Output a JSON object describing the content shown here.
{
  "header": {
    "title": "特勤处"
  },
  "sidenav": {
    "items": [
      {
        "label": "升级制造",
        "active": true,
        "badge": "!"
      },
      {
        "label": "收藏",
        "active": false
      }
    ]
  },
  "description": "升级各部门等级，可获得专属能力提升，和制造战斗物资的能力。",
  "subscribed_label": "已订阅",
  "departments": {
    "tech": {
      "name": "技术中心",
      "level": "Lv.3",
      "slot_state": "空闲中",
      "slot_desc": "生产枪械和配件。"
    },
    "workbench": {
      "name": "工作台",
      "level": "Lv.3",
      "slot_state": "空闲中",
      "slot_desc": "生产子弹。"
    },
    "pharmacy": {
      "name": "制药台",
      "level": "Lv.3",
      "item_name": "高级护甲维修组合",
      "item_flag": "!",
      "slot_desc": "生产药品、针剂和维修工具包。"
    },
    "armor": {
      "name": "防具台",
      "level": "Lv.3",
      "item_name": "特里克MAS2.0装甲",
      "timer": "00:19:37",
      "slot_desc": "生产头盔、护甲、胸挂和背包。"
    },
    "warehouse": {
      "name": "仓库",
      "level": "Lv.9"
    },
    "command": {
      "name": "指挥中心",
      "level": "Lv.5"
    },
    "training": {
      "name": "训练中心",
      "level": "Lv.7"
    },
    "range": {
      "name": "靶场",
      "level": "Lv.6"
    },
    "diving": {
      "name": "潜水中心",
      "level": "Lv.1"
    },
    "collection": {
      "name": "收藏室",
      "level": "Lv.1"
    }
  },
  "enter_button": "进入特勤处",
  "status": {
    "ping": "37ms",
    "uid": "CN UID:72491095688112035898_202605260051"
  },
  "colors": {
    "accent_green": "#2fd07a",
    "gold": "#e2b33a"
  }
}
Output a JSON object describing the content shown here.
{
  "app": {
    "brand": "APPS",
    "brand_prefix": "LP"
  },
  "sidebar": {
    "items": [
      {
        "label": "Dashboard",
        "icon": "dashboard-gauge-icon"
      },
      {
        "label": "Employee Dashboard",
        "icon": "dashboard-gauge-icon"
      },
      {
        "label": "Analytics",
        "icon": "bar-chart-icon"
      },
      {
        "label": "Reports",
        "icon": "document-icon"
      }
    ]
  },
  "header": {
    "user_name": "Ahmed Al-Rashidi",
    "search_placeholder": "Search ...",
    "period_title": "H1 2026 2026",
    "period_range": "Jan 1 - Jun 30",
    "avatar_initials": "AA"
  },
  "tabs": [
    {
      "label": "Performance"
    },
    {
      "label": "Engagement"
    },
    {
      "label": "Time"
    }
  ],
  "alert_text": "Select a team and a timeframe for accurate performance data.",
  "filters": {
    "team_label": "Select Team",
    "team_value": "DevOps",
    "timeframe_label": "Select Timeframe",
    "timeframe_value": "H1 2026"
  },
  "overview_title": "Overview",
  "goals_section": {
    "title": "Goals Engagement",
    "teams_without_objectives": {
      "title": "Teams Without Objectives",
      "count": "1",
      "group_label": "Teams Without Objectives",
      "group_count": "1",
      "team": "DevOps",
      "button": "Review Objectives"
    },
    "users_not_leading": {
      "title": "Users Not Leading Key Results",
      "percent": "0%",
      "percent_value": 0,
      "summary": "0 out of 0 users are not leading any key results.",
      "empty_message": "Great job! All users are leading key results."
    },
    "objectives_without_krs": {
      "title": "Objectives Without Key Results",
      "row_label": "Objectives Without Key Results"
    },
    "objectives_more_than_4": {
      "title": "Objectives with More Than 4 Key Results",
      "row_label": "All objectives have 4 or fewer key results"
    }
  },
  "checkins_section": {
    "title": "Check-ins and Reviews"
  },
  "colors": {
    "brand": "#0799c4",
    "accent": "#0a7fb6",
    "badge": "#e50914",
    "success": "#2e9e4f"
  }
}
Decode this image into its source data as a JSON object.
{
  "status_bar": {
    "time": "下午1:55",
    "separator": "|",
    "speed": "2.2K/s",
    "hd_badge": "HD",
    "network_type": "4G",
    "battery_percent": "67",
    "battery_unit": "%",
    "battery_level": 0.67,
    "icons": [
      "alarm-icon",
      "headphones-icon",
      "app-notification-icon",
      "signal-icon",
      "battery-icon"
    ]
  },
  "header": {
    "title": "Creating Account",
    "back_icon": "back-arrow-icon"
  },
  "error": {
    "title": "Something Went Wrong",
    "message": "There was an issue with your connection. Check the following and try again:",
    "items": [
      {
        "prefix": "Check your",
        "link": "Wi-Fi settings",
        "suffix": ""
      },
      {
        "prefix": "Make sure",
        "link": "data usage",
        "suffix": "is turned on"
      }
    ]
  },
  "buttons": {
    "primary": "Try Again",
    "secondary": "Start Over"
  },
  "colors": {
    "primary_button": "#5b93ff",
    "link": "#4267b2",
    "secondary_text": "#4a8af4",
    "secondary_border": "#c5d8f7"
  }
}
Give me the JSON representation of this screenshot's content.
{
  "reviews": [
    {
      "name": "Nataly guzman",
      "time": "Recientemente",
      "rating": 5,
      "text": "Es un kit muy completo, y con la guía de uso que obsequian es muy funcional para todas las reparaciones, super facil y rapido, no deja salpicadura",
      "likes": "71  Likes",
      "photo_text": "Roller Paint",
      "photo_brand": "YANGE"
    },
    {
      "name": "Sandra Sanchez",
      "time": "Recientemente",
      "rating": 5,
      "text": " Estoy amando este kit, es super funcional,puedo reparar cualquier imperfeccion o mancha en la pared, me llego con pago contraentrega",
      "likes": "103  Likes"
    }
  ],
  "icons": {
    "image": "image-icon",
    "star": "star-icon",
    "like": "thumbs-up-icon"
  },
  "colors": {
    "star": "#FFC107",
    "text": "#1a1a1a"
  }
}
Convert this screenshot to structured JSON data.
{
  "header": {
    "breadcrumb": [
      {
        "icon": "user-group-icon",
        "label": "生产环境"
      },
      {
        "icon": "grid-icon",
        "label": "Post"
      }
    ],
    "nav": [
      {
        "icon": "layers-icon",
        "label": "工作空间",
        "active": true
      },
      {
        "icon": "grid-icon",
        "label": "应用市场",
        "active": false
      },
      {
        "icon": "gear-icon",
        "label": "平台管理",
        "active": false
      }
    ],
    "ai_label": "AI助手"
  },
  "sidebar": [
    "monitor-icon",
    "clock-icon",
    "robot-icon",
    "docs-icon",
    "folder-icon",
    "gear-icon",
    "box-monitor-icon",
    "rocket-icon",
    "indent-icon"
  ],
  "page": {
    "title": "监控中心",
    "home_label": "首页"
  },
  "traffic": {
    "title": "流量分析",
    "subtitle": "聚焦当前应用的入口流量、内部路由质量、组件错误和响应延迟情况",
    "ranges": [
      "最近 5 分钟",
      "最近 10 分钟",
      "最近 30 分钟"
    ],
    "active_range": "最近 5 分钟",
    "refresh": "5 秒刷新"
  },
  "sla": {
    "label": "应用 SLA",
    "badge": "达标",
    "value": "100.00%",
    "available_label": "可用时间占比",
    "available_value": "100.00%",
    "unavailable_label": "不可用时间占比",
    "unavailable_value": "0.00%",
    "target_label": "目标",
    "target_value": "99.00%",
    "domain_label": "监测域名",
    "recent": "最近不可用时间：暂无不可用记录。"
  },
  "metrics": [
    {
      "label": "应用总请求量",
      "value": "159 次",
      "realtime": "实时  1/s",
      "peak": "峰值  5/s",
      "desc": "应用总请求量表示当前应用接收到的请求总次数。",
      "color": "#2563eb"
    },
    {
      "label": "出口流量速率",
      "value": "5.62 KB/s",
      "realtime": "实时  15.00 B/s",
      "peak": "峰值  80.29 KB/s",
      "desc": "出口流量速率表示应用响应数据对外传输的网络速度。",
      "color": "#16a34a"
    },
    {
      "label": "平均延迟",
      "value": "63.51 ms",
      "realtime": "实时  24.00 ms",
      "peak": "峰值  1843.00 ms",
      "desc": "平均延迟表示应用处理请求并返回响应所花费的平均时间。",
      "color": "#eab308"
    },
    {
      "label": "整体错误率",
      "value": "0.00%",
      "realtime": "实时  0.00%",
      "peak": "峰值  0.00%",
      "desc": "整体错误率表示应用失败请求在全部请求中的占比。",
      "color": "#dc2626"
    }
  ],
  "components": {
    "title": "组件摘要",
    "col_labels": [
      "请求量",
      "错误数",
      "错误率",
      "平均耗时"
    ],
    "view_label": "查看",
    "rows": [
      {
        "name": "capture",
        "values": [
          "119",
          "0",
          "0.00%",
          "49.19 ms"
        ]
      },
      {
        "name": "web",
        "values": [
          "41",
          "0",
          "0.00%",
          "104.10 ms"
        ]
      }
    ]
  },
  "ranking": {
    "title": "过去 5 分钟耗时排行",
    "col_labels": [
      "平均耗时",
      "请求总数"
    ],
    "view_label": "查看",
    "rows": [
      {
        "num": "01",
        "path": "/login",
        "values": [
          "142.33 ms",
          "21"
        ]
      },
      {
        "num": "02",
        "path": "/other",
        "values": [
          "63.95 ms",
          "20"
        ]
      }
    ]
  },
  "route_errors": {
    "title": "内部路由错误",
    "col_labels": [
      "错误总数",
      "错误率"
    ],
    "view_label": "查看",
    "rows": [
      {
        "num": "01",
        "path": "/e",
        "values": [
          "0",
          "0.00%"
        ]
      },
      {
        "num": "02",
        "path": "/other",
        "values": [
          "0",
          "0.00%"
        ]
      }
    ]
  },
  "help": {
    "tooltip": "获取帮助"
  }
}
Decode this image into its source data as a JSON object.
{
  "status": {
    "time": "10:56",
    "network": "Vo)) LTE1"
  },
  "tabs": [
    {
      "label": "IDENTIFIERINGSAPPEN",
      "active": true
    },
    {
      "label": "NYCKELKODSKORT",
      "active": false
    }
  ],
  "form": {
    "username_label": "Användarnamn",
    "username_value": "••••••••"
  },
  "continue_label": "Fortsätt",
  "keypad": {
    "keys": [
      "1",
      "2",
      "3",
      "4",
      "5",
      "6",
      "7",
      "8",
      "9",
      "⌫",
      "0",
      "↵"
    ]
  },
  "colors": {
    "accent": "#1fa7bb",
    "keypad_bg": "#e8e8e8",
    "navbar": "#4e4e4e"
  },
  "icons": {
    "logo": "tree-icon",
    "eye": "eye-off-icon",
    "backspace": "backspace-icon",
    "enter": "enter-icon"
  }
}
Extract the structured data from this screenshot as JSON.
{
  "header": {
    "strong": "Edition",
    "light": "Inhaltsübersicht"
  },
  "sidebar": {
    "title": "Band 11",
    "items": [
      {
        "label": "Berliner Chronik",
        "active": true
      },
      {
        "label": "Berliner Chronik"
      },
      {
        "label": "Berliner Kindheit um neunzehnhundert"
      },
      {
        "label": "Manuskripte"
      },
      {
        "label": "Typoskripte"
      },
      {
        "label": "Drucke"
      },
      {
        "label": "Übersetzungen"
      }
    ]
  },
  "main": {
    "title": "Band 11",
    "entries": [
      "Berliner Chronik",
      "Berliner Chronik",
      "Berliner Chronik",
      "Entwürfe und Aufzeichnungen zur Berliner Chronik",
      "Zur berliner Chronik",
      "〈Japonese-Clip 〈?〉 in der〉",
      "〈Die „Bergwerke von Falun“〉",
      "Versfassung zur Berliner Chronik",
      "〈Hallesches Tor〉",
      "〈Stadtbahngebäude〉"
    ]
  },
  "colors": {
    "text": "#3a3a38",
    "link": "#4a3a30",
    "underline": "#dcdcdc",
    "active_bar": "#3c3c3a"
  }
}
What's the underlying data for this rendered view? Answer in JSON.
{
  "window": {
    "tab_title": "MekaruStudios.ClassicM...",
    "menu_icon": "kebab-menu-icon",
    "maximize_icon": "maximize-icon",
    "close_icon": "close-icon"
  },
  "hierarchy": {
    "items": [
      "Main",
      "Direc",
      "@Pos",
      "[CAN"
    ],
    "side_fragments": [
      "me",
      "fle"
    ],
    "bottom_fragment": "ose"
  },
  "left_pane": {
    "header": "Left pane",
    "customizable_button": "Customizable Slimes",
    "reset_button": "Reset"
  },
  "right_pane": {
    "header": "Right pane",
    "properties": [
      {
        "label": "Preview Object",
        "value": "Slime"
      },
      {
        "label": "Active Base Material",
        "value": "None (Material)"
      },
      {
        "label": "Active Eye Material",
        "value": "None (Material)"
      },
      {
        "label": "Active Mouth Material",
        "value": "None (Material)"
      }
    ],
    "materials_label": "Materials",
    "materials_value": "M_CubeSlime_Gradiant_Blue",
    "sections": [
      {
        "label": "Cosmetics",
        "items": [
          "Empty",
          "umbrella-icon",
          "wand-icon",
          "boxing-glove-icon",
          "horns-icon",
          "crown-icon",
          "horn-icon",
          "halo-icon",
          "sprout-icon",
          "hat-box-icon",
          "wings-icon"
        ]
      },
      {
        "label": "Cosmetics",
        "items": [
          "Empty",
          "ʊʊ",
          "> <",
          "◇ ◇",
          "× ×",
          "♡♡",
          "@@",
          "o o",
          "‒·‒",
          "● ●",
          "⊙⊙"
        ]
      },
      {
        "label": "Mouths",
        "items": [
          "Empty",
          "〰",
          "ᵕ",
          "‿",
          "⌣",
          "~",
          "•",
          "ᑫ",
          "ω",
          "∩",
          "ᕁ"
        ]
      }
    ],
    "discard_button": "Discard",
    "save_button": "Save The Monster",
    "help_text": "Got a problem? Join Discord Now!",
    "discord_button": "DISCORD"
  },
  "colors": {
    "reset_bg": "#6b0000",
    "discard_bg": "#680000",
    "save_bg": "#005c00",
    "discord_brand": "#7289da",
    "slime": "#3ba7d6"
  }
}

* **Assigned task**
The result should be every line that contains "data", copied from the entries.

* **Written reply**
  "alert_text": "Select a team and a timeframe for accurate performance data.",
Decode this image into its source data as a JSON object.
        "link": "data usage",
Convert this screenshot to structured JSON data.
Decode this image into its source data as a JSON object.
Extract the structured data from this screenshot as JSON.
What's the underlying data for this rendered view? Answer in JSON.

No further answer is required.